• [Your objective]:
All entries are to be returned verbatim.

BEGIN Data shown

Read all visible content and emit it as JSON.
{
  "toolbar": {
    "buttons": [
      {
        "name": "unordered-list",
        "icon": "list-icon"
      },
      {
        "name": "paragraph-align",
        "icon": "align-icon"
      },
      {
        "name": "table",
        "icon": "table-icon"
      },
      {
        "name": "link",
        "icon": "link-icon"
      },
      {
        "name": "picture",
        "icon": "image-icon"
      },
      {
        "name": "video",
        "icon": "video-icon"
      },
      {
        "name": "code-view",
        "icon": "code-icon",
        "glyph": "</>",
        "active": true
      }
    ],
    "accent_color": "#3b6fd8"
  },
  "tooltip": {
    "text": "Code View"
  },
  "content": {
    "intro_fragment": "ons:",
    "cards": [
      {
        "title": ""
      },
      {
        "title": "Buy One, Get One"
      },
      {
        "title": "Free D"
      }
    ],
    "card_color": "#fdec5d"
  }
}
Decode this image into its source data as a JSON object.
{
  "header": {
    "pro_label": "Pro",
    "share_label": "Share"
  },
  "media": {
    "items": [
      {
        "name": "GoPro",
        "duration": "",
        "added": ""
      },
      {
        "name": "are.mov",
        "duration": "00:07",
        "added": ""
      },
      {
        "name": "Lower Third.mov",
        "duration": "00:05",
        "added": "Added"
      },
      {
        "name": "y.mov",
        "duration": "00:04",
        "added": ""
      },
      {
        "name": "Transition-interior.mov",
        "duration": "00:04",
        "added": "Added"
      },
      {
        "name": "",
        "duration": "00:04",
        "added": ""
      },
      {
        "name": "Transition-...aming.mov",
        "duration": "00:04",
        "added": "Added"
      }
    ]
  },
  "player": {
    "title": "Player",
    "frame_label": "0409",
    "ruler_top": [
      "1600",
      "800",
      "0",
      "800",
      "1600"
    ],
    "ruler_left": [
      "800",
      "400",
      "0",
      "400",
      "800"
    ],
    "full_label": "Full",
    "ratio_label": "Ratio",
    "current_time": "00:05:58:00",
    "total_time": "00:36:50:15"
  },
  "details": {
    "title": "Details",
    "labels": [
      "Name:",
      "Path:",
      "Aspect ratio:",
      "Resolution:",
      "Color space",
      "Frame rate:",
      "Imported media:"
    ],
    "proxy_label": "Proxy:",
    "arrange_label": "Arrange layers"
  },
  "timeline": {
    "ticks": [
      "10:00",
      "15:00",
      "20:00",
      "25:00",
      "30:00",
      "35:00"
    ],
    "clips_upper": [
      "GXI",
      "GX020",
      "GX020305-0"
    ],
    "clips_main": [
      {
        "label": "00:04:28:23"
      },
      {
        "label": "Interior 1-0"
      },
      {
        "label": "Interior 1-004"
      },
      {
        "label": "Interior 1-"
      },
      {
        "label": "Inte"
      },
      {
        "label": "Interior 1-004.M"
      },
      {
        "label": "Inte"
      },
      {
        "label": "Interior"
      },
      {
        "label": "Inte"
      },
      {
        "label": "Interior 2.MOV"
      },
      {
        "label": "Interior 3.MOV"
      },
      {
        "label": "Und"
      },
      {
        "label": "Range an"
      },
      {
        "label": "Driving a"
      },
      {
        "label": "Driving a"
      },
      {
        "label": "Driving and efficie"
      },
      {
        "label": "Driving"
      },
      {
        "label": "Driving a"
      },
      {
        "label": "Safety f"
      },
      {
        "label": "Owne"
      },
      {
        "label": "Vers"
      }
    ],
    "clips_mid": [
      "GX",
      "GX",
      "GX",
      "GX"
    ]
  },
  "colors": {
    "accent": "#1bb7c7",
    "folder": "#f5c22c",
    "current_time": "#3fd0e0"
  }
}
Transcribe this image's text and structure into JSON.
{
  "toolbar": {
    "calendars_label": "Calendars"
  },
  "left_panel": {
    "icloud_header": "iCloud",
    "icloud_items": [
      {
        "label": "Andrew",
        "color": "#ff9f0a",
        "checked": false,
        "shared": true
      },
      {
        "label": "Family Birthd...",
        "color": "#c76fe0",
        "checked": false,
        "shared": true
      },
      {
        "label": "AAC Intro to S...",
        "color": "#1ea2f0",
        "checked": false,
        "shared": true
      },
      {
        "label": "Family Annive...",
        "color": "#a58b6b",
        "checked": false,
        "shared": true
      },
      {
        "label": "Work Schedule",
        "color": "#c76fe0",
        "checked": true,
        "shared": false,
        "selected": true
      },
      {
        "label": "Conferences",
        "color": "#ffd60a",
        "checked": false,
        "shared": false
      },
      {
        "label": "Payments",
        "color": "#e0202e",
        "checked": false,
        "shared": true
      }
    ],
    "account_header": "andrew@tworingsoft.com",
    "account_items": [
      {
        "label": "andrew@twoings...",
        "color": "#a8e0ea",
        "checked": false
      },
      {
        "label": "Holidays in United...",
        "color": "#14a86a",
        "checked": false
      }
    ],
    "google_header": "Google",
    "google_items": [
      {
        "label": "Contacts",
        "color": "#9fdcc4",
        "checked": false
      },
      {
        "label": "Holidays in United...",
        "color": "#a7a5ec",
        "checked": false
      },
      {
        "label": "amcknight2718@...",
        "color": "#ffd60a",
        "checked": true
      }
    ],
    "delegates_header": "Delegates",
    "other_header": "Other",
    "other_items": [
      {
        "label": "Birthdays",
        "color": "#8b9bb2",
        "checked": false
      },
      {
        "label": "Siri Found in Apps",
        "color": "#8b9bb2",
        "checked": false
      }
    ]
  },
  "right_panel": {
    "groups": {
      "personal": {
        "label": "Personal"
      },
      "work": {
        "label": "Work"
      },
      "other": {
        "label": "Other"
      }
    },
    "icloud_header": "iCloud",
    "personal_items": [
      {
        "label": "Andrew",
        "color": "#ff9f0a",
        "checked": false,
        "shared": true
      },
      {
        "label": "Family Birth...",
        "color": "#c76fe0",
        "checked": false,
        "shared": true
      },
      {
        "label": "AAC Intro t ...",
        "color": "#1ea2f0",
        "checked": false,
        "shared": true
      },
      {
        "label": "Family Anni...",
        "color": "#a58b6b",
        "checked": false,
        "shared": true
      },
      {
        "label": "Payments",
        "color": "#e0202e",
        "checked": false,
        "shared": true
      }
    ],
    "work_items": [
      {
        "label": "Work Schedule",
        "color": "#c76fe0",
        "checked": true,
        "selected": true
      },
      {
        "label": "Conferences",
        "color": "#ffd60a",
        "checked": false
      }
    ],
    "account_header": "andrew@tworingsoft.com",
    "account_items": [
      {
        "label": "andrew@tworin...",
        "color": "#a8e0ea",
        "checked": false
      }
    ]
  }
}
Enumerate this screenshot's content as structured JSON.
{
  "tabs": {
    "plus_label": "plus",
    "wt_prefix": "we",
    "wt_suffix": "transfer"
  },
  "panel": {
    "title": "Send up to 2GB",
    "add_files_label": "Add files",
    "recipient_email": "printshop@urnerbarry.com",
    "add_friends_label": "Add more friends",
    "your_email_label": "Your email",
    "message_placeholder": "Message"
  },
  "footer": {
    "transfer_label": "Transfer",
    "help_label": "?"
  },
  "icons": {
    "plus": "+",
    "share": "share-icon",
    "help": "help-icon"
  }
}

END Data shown

• [Exercise response]:
Read all visible content and emit it as JSON.
{
  "toolbar": {
    "buttons": [
      {
        "name": "unordered-list",
        "icon": "list-icon"
      },
      {
        "name": "paragraph-align",
        "icon": "align-icon"
      },
      {
        "name": "table",
        "icon": "table-icon"
      },
      {
        "name": "link",
        "icon": "link-icon"
      },
      {
        "name": "picture",
        "icon": "image-icon"
      },
      {
        "name": "video",
        "icon": "video-icon"
      },
      {
        "name": "code-view",
        "icon": "code-icon",
        "glyph": "</>",
        "active": true
      }
    ],
    "accent_color": "#3b6fd8"
  },
  "tooltip": {
    "text": "Code View"
  },
  "content": {
    "intro_fragment": "ons:",
    "cards": [
      {
        "title": ""
      },
      {
        "title": "Buy One, Get One"
      },
      {
        "title": "Free D"
      }
    ],
    "card_color": "#fdec5d"
  }
}
Decode this image into its source data as a JSON object.
{
  "header": {
    "pro_label": "Pro",
    "share_label": "Share"
  },
  "media": {
    "items": [
      {
        "name": "GoPro",
        "duration": "",
        "added": ""
      },
      {
        "name": "are.mov",
        "duration": "00:07",
        "added": ""
      },
      {
        "name": "Lower Third.mov",
        "duration": "00:05",
        "added": "Added"
      },
      {
        "name": "y.mov",
        "duration": "00:04",
        "added": ""
      },
      {
        "name": "Transition-interior.mov",
        "duration": "00:04",
        "added": "Added"
      },
      {
        "name": "",
        "duration": "00:04",
        "added": ""
      },
      {
        "name": "Transition-...aming.mov",
        "duration": "00:04",
        "added": "Added"
      }
    ]
  },
  "player": {
    "title": "Player",
    "frame_label": "0409",
    "ruler_top": [
      "1600",
      "800",
      "0",
      "800",
      "1600"
    ],
    "ruler_left": [
      "800",
      "400",
      "0",
      "400",
      "800"
    ],
    "full_label": "Full",
    "ratio_label": "Ratio",
    "current_time": "00:05:58:00",
    "total_time": "00:36:50:15"
  },
  "details": {
    "title": "Details",
    "labels": [
      "Name:",
      "Path:",
      "Aspect ratio:",
      "Resolution:",
      "Color space",
      "Frame rate:",
      "Imported media:"
    ],
    "proxy_label": "Proxy:",
    "arrange_label": "Arrange layers"
  },
  "timeline": {
    "ticks": [
      "10:00",
      "15:00",
      "20:00",
      "25:00",
      "30:00",
      "35:00"
    ],
    "clips_upper": [
      "GXI",
      "GX020",
      "GX020305-0"
    ],
    "clips_main": [
      {
        "label": "00:04:28:23"
      },
      {
        "label": "Interior 1-0"
      },
      {
        "label": "Interior 1-004"
      },
      {
        "label": "Interior 1-"
      },
      {
        "label": "Inte"
      },
      {
        "label": "Interior 1-004.M"
      },
      {
        "label": "Inte"
      },
      {
        "label": "Interior"
      },
      {
        "label": "Inte"
      },
      {
        "label": "Interior 2.MOV"
      },
      {
        "label": "Interior 3.MOV"
      },
      {
        "label": "Und"
      },
      {
        "label": "Range an"
      },
      {
        "label": "Driving a"
      },
      {
        "label": "Driving a"
      },
      {
        "label": "Driving and efficie"
      },
      {
        "label": "Driving"
      },
      {
        "label": "Driving a"
      },
      {
        "label": "Safety f"
      },
      {
        "label": "Owne"
      },
      {
        "label": "Vers"
      }
    ],
    "clips_mid": [
      "GX",
      "GX",
      "GX",
      "GX"
    ]
  },
  "colors": {
    "accent": "#1bb7c7",
    "folder": "#f5c22c",
    "current_time": "#3fd0e0"
  }
}
Transcribe this image's text and structure into JSON.
{
  "toolbar": {
    "calendars_label": "Calendars"
  },
  "left_panel": {
    "icloud_header": "iCloud",
    "icloud_items": [
      {
        "label": "Andrew",
        "color": "#ff9f0a",
        "checked": false,
        "shared": true
      },
      {
        "label": "Family Birthd...",
        "color": "#c76fe0",
        "checked": false,
        "shared": true
      },
      {
        "label": "AAC Intro to S...",
        "color": "#1ea2f0",
        "checked": false,
        "shared": true
      },
      {
        "label": "Family Annive...",
        "color": "#a58b6b",
        "checked": false,
        "shared": true
      },
      {
        "label": "Work Schedule",
        "color": "#c76fe0",
        "checked": true,
        "shared": false,
        "selected": true
      },
      {
        "label": "Conferences",
        "color": "#ffd60a",
        "checked": false,
        "shared": false
      },
      {
        "label": "Payments",
        "color": "#e0202e",
        "checked": false,
        "shared": true
      }
    ],
    "account_header": "andrew@tworingsoft.com",
    "account_items": [
      {
        "label": "andrew@twoings...",
        "color": "#a8e0ea",
        "checked": false
      },
      {
        "label": "Holidays in United...",
        "color": "#14a86a",
        "checked": false
      }
    ],
    "google_header": "Google",
    "google_items": [
      {
        "label": "Contacts",
        "color": "#9fdcc4",
        "checked": false
      },
      {
        "label": "Holidays in United...",
        "color": "#a7a5ec",
        "checked": false
      },
      {
        "label": "amcknight2718@...",
        "color": "#ffd60a",
        "checked": true
      }
    ],
    "delegates_header": "Delegates",
    "other_header": "Other",
    "other_items": [
      {
        "label": "Birthdays",
        "color": "#8b9bb2",
        "checked": false
      },
      {
        "label": "Siri Found in Apps",
        "color": "#8b9bb2",
        "checked": false
      }
    ]
  },
  "right_panel": {
    "groups": {
      "personal": {
        "label": "Personal"
      },
      "work": {
        "label": "Work"
      },
      "other": {
        "label": "Other"
      }
    },
    "icloud_header": "iCloud",
    "personal_items": [
      {
        "label": "Andrew",
        "color": "#ff9f0a",
        "checked": false,
        "shared": true
      },
      {
        "label": "Family Birth...",
        "color": "#c76fe0",
        "checked": false,
        "shared": true
      },
      {
        "label": "AAC Intro t ...",
        "color": "#1ea2f0",
        "checked": false,
        "shared": true
      },
      {
        "label": "Family Anni...",
        "color": "#a58b6b",
        "checked": false,
        "shared": true
      },
      {
        "label": "Payments",
        "color": "#e0202e",
        "checked": false,
        "shared": true
      }
    ],
    "work_items": [
      {
        "label": "Work Schedule",
        "color": "#c76fe0",
        "checked": true,
        "selected": true
      },
      {
        "label": "Conferences",
        "color": "#ffd60a",
        "checked": false
      }
    ],
    "account_header": "andrew@tworingsoft.com",
    "account_items": [
      {
        "label": "andrew@tworin...",
        "color": "#a8e0ea",
        "checked": false
      }
    ]
  }
}
Enumerate this screenshot's content as structured JSON.
{
  "tabs": {
    "plus_label": "plus",
    "wt_prefix": "we",
    "wt_suffix": "transfer"
  },
  "panel": {
    "title": "Send up to 2GB",
    "add_files_label": "Add files",
    "recipient_email": "printshop@urnerbarry.com",
    "add_friends_label": "Add more friends",
    "your_email_label": "Your email",
    "message_placeholder": "Message"
  },
  "footer": {
    "transfer_label": "Transfer",
    "help_label": "?"
  },
  "icons": {
    "plus": "+",
    "share": "share-icon",
    "help": "help-icon"
  }
}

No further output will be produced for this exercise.